In direct response to the pandemic, House Democrats have been keen to publicize the Framework’s allocations for improved broadband and clean drinking water and a forthcoming proposal to invest $10 billion in community health centers. Transportation funding is nonetheless expected to comprise a significant percentage of dollars allocated under the Framework and Democrats are eyeing implementation of the Framework as a critical weapon in the country’s recovery from the impending recession.

Infrastructure investment has backing across the aisle as well. President Trump supports the focus of infrastructure funding, tweeting on March 31, 2020 “with interest rates for the United States being zero, this is the time to do our decades long-awaited Infrastructure Bill.”5

Congressional Republicans have similarly expressed support for infrastructure funding, although Republican leaders have cautioned that the timing for and form of investment remain to be determined. Some Republican leaders favor a wait and see approach to allow time to evaluate the impact of the Phase 3 response and gain control over the current health crisis. Others are hesitant to wrap infrastructure funding into a solution for the economic downturn on the basis that any additional economic relief should be tailored to address issues caused by the pandemic.

In a statement released on April 3, 2020, Committee on Transportation and Infrastructure Ranking Member, Sam Graves, reflected on lessons learned from the 2008 stimulus, noting that “‘shovel-ready’ doesn’t work, and that more effective ways to get federal funding into projects and creating jobs [are] speeding up the project permitting process and funneling available funding through good existing programs, such as the Federal-Aid Highway Program and the Airport Improvement Program.”6 This view is consistent with the infrastructure principles released by Republicans in response to the Framework earlier this year. President Trump and Congressional Republicans have also expressed little appetite for marrying infrastructure funding with climate goals, a key focus of the Framework.

While there is bipartisan recognition of the need for greater funding for infrastructure assets, the challenge remains identifying funding sources. The Framework acknowledges the need to establish long-term durable sources of infrastructure funding revenue and to develop and strengthen new and existing financing tools. The proposals set forth in the Framework include reinstatement of the Build America Bonds that were created as part of the American Recovery and Reinvestment Act of 2009 and expired in 2011, expanding the national cap on private activity bonds for qualified highway or surface freight transfer facilities and the use of tax credit bonds as an alternative to tax-exempt bonds. It is clear that there will be a need to leverage private investment to achieve the ambitious goals set forth in the Framework, which contemplates that public private partnerships will play a role. We expect that the infrastructure industry will need to mobilize to ensure that the focus expands from utilizing old tools to emphasizing long term performance and efficiency in the delivery of infrastructure assets.

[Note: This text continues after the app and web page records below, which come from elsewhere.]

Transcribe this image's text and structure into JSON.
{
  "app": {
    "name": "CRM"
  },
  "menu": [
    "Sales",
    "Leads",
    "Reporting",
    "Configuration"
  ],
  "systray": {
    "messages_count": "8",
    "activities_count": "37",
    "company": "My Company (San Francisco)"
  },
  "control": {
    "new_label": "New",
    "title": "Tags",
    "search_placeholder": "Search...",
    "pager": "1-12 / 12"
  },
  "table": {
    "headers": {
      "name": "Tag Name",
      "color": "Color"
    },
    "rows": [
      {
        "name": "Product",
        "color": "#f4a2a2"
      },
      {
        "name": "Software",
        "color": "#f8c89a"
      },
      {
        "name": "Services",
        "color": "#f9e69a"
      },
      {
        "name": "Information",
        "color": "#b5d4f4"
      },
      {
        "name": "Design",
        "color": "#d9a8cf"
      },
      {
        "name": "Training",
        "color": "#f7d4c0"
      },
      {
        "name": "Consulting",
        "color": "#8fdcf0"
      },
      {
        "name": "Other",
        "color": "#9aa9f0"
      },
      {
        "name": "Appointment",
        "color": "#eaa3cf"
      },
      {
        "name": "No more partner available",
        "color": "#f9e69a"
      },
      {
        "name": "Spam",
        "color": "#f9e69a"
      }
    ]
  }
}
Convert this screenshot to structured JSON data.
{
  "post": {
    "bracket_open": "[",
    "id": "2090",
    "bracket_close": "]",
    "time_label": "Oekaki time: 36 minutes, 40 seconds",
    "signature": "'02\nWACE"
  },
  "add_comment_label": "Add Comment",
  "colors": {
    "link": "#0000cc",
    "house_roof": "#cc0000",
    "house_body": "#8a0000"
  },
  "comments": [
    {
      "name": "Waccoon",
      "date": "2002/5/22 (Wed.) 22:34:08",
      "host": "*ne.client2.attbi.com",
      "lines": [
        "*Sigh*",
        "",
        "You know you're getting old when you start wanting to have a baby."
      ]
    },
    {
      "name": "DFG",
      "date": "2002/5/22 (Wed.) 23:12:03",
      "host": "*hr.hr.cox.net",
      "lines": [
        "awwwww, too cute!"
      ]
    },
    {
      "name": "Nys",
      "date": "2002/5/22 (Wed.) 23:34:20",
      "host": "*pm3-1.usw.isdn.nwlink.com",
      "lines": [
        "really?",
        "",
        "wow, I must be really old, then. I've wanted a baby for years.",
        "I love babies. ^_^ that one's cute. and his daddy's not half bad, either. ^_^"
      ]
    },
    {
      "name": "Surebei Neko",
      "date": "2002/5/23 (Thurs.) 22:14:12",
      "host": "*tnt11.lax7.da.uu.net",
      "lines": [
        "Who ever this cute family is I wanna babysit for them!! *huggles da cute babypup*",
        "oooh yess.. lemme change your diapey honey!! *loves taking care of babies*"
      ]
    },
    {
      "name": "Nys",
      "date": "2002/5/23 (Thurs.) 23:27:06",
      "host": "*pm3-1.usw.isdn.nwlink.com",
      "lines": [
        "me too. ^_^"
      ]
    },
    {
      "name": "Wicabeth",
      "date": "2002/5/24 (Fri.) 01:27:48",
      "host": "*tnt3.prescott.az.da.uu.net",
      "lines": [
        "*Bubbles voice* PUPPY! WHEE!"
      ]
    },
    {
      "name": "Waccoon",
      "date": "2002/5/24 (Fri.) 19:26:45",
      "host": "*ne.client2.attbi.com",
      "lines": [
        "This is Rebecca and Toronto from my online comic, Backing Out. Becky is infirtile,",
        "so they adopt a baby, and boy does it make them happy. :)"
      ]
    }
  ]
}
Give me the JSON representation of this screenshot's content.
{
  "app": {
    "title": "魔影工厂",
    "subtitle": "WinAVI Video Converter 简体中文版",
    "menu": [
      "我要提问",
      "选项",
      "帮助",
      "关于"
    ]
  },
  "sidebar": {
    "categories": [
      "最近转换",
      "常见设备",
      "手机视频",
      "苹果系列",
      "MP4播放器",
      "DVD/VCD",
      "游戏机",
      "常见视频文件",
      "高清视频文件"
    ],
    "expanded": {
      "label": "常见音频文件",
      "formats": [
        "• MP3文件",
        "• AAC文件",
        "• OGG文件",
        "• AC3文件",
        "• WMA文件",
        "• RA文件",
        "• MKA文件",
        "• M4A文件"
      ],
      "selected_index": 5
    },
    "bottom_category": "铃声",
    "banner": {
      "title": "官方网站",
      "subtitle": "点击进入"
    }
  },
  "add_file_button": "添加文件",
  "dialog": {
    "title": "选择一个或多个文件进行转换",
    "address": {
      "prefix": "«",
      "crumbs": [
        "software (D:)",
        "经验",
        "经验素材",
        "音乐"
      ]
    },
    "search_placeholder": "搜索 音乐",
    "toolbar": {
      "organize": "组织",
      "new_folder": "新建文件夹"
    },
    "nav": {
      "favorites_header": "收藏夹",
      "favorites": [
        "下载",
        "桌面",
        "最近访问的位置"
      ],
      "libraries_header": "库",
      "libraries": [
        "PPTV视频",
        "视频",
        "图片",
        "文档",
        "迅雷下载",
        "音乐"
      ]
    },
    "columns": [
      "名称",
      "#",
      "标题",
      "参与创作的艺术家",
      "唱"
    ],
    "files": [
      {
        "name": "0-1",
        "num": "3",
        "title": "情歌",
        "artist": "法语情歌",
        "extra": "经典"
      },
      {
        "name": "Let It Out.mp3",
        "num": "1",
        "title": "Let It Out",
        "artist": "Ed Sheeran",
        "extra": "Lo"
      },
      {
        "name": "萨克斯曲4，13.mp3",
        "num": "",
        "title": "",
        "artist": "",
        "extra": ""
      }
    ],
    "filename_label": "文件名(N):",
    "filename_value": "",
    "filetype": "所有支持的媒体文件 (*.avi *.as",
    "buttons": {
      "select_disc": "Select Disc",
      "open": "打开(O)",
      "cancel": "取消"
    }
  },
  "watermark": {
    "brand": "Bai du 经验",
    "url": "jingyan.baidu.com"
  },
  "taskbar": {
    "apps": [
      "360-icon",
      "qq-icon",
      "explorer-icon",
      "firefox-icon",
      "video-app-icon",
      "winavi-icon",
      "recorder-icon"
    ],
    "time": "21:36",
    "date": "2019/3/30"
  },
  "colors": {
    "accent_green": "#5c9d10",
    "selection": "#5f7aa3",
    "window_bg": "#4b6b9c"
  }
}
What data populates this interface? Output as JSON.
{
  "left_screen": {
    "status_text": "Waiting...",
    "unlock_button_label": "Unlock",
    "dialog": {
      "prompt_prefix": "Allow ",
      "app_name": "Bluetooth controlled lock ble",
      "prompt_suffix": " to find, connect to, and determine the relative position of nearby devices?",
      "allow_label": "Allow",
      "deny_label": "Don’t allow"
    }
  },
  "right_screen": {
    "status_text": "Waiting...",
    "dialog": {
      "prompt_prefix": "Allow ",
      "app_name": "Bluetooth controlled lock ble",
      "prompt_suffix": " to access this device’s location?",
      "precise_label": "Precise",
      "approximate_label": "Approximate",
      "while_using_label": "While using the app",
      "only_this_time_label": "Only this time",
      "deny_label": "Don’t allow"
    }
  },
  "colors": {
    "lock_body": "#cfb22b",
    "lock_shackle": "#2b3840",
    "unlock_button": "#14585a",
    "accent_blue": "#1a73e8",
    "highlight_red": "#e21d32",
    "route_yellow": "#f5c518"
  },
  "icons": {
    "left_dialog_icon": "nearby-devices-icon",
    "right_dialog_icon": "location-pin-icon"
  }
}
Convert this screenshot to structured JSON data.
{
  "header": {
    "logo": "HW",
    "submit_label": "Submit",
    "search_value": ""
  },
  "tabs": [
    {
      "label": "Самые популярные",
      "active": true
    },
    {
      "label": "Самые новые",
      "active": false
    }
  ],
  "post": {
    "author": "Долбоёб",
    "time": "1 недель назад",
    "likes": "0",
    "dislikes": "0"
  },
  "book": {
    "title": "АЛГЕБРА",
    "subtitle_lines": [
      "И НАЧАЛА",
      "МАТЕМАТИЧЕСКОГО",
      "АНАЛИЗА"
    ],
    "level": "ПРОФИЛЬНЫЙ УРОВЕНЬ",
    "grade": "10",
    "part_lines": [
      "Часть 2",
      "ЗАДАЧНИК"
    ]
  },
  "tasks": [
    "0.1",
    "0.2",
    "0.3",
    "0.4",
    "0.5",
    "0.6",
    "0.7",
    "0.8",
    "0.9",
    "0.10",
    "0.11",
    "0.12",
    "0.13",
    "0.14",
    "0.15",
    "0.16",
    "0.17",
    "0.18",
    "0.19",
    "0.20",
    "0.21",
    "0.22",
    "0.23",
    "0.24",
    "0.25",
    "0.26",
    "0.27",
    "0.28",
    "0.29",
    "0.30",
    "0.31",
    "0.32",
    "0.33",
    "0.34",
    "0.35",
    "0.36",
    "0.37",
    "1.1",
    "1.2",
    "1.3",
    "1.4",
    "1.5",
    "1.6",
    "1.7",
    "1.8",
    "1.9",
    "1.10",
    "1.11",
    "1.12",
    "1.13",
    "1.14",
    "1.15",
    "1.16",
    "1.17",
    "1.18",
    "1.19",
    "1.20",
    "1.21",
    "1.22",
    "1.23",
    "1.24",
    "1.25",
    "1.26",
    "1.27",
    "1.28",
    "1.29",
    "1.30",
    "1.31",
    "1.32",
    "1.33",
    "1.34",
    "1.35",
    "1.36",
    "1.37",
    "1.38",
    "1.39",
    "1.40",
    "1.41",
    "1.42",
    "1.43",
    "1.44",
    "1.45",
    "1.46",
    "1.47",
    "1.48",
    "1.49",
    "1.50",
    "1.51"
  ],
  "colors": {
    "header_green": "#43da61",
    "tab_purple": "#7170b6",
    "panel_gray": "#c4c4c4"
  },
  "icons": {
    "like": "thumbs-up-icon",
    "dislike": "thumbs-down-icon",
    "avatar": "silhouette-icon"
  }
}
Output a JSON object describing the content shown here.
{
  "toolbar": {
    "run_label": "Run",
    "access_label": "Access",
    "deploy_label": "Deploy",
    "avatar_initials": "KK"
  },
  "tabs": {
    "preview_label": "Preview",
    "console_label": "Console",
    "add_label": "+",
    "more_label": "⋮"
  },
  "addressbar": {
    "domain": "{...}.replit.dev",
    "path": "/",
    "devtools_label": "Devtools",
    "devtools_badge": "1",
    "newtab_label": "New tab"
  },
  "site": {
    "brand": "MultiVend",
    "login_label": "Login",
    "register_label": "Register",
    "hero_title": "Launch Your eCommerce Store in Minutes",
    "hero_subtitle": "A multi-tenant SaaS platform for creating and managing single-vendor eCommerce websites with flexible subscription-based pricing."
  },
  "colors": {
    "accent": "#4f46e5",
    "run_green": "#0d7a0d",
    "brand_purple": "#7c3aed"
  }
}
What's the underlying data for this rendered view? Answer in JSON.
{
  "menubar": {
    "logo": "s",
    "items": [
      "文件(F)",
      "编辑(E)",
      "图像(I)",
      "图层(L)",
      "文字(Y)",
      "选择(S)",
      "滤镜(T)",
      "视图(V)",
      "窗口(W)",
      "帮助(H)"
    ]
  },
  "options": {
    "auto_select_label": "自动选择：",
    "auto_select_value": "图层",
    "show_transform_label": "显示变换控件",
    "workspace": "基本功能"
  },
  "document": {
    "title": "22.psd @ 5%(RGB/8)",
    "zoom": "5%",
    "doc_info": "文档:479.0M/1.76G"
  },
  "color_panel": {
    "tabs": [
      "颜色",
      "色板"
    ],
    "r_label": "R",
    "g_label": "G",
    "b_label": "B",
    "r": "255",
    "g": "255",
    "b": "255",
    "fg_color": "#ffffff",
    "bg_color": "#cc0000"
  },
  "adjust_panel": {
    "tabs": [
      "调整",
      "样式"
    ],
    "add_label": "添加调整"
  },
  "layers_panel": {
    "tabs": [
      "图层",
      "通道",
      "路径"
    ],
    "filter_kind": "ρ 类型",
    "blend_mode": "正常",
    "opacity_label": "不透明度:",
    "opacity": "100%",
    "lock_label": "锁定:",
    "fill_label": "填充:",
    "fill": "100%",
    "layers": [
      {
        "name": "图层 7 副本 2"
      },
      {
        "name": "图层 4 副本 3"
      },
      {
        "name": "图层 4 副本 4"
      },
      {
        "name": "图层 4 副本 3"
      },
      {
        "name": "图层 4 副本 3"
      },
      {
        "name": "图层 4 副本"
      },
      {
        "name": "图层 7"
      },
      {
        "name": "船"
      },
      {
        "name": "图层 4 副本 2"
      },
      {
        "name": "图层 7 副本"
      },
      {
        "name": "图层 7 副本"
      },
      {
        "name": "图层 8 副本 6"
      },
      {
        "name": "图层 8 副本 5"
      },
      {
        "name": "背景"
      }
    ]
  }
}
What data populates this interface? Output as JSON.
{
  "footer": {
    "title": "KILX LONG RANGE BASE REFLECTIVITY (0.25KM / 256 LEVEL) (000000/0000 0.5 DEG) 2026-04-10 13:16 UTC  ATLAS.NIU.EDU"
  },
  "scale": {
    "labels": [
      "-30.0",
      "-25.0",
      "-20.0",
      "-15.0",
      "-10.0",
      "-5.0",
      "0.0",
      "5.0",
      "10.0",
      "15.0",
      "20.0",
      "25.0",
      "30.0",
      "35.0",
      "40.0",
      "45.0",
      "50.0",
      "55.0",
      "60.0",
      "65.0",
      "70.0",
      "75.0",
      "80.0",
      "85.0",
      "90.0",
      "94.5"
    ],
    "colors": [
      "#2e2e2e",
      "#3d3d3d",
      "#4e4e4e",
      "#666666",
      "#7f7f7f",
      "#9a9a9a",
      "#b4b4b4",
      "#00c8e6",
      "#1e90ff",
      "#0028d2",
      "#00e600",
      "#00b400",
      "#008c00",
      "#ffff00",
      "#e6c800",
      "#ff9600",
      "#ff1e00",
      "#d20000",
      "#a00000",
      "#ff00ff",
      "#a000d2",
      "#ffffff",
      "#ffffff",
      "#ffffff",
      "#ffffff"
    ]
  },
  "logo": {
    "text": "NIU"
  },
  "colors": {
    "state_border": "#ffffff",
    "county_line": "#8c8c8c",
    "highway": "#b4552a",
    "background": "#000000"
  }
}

Our US infrastructure team will continue to monitor this topic and provide updates as the legislative process unfolds with respect to infrastructure stimulus funding.


1 Press Release, Nancy Pelosi, Speaker, House of Representatives, Transcript of Pelosi Press Conference Call on Infrastructure Priorities for Phase 4 Coronavirus Package (April 1, 2020),
2 Id.
3 Id.
4 The House Comm. on Transp. and Infrastructure, Moving Forward Framework 1 (2020),
5 Donald Trump (@realDonaldTrump), Twitter (March 31, 2020),
6 Press Release, Sam Graves, Ranking Member Graves Looks Ahead to Next Steps on Infrastructure (April 1, 2020),


Find out more about business response to the Coronavirus outbreak:
Coronavirus: Managing business impact and legal risks


This publication is provided for your convenience and does not constitute legal advice. This publication is protected by copyright.

© 2020 White & Case LLP